◆ **Activity**
Take from the data every line in which the word "chevron" is found.

◆ **Data extracted from a collection**
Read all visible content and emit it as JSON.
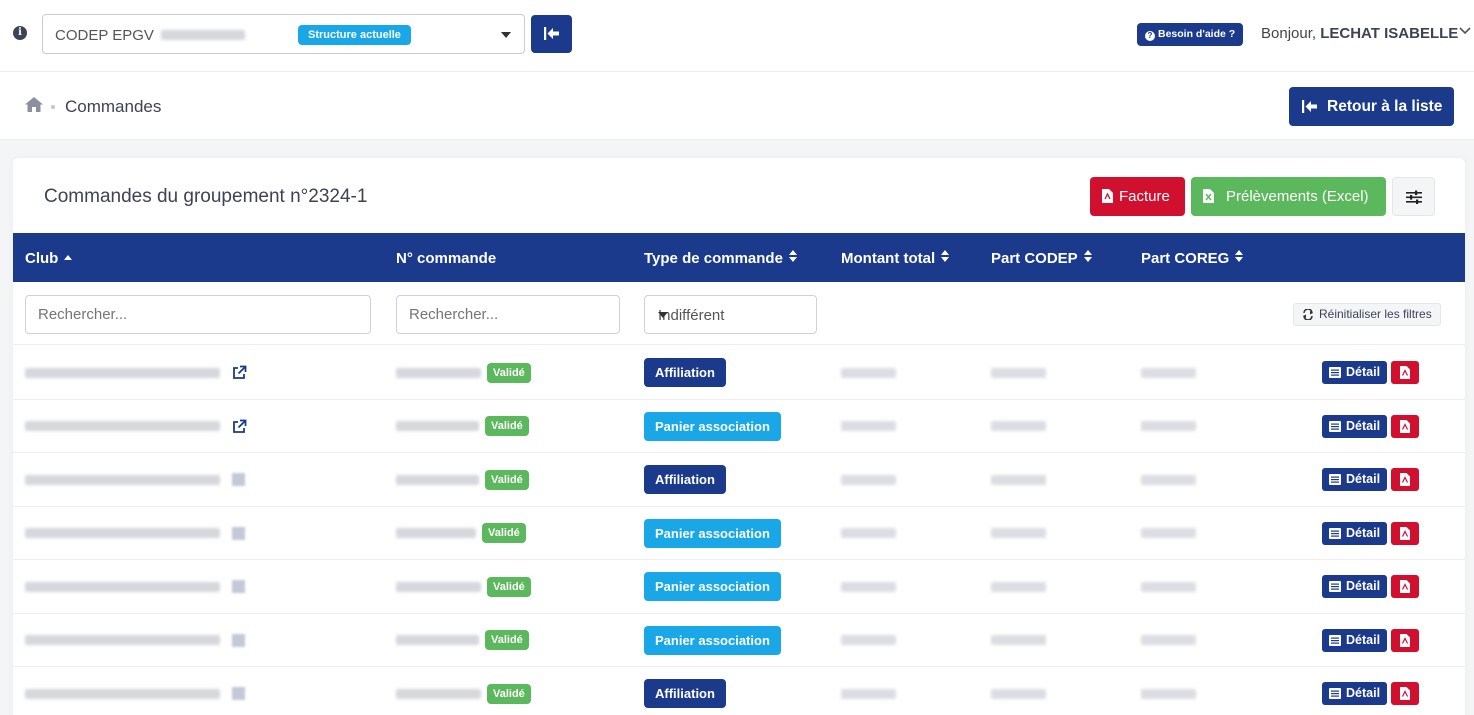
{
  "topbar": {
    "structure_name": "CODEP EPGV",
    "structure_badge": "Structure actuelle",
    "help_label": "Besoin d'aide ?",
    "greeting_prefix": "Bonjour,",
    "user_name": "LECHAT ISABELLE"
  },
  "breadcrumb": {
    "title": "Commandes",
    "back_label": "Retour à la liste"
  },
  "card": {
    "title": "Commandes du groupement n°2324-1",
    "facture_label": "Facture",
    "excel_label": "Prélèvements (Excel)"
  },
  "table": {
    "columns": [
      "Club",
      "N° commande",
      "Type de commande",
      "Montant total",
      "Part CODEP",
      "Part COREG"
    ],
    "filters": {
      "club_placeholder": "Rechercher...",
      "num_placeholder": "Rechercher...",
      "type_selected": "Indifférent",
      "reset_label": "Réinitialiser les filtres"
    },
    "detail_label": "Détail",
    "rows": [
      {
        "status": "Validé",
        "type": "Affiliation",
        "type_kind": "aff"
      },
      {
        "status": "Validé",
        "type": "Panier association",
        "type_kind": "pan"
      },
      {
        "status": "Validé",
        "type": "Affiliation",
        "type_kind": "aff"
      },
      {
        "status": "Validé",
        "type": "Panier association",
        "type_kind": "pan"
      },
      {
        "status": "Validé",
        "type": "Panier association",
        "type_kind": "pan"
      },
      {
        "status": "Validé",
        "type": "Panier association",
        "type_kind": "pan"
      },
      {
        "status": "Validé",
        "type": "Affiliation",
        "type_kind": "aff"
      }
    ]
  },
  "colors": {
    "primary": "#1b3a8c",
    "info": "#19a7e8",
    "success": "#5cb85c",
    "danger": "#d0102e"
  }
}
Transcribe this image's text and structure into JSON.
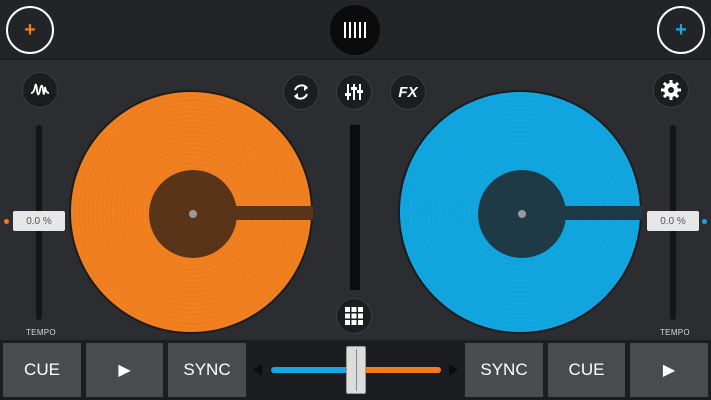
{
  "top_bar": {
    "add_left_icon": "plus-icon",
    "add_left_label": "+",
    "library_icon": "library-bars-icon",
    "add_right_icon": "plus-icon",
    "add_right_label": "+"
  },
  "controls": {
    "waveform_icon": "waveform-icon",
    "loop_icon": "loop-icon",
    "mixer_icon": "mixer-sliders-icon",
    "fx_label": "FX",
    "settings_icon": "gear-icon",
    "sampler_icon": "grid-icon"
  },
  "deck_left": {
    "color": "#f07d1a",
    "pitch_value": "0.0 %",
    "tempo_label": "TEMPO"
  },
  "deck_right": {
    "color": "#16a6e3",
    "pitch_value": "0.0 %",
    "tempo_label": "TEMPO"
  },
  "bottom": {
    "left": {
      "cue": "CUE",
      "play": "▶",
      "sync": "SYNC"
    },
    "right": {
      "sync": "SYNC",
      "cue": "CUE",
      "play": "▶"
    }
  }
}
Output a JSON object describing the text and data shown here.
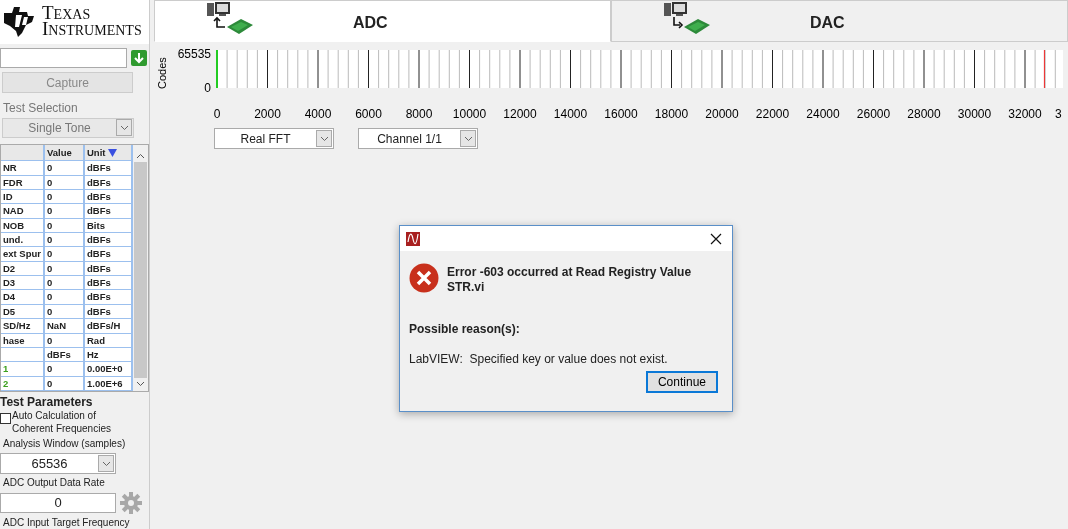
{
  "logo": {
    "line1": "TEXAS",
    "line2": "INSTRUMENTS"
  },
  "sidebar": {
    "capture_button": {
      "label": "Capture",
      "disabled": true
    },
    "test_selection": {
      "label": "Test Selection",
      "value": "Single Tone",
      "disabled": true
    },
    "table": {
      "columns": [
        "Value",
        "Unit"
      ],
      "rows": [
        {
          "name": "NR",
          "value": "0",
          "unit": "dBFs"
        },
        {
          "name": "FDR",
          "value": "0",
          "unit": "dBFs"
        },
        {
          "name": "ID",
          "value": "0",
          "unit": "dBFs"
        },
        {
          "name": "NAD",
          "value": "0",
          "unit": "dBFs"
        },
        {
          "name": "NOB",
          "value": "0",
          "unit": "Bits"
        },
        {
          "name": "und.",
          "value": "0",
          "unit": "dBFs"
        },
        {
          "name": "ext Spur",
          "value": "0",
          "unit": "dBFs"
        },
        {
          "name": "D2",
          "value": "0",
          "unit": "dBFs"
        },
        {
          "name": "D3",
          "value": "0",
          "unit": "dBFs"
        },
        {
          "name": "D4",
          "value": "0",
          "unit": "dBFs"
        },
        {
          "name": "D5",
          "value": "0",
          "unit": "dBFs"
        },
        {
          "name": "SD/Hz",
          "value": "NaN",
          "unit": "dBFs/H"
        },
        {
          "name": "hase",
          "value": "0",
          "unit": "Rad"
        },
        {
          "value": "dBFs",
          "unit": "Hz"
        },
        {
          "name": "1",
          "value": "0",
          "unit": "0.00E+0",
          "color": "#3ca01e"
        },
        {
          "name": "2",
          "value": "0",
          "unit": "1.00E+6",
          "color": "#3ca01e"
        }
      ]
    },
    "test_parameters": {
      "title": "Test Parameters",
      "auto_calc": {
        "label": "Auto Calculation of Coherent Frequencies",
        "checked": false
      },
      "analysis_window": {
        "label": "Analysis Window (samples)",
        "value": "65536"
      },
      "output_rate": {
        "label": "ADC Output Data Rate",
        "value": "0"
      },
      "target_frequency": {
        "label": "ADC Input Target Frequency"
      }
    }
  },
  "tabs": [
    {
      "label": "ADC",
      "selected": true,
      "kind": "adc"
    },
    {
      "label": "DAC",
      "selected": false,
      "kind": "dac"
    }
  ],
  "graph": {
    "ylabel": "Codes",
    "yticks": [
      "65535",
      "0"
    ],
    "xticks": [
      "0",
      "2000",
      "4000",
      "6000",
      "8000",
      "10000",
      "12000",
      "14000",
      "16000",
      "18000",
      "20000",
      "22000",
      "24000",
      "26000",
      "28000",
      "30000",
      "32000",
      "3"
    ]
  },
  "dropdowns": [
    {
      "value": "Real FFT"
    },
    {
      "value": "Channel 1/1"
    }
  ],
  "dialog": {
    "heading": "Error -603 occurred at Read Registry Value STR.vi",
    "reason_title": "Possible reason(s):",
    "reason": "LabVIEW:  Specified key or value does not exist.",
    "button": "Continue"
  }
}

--

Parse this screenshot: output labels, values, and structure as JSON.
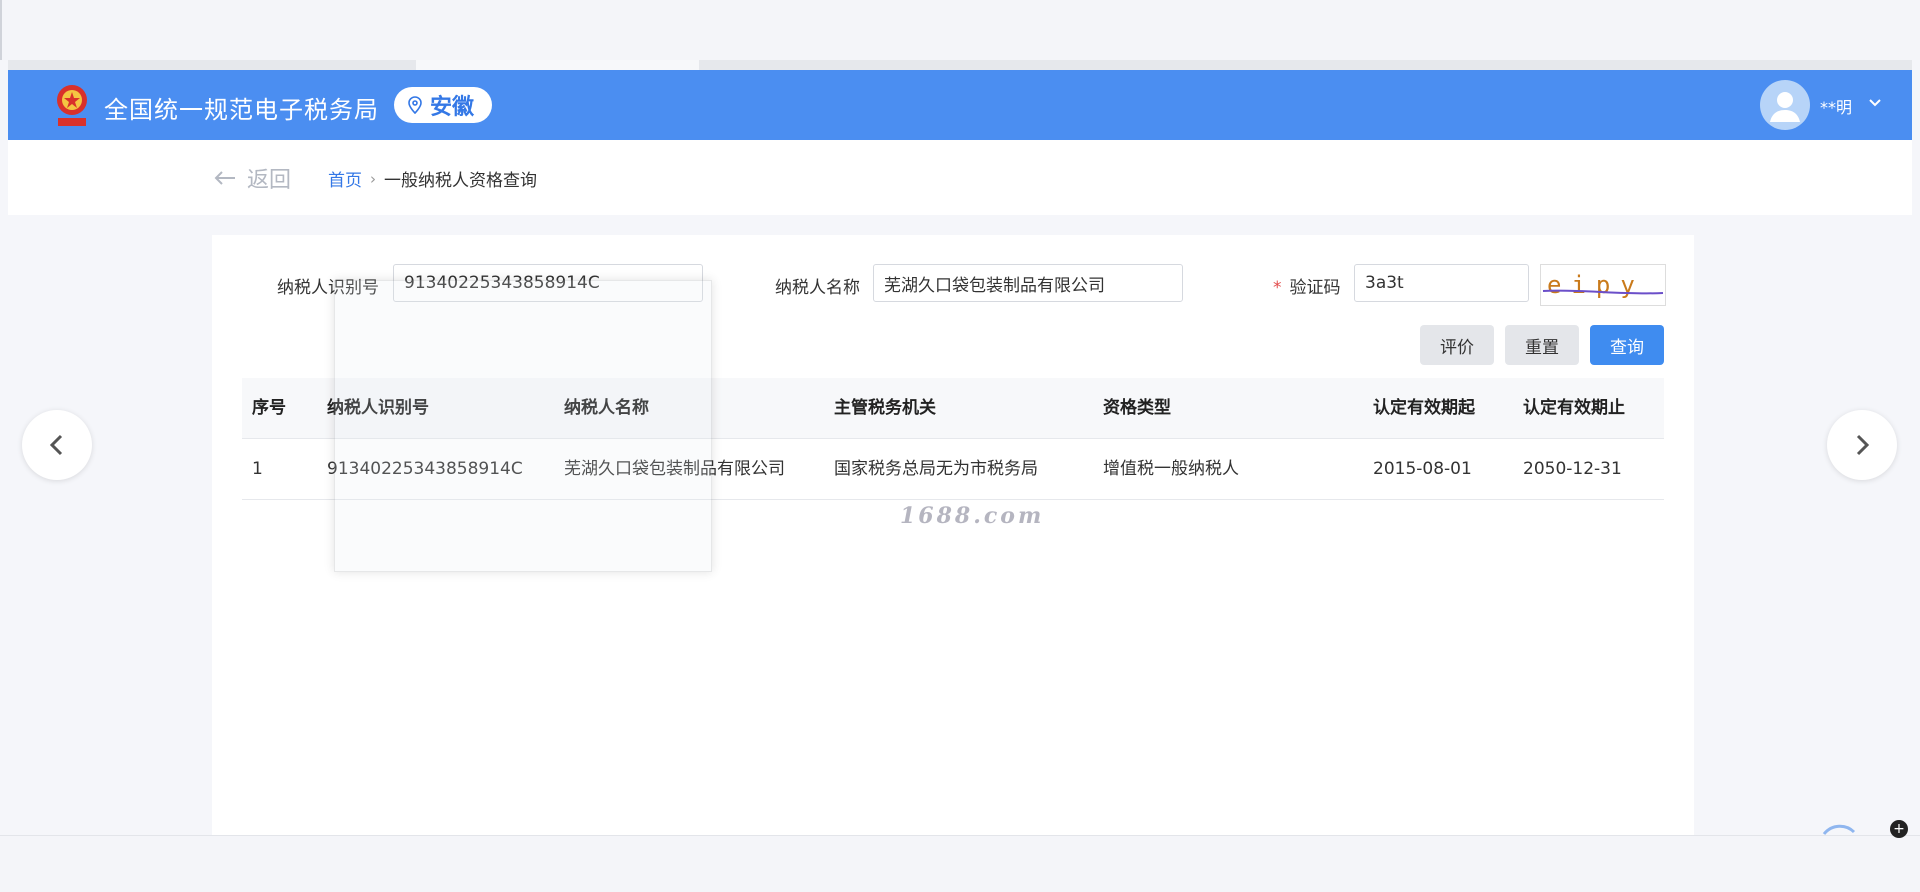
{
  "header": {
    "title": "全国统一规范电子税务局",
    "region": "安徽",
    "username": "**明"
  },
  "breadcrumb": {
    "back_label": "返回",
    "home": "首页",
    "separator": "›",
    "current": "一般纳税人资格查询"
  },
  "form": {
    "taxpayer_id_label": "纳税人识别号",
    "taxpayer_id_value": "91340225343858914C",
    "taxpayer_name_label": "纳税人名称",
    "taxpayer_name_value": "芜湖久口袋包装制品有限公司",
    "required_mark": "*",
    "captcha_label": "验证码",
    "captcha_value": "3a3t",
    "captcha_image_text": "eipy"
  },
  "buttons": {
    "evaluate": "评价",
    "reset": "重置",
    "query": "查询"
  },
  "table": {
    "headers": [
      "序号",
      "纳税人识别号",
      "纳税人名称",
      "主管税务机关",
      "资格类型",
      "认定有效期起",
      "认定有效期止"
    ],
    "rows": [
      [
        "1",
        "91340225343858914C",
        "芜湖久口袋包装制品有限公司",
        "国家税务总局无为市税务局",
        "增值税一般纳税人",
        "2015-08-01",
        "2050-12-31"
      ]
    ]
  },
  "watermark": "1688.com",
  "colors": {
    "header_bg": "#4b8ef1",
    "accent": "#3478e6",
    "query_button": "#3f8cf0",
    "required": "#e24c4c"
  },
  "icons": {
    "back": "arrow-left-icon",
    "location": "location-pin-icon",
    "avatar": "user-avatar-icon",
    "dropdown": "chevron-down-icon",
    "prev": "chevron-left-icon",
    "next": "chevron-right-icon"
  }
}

◆ **Response**
    "dropdown": "chevron-down-icon",
    "prev": "chevron-left-icon",
    "next": "chevron-right-icon"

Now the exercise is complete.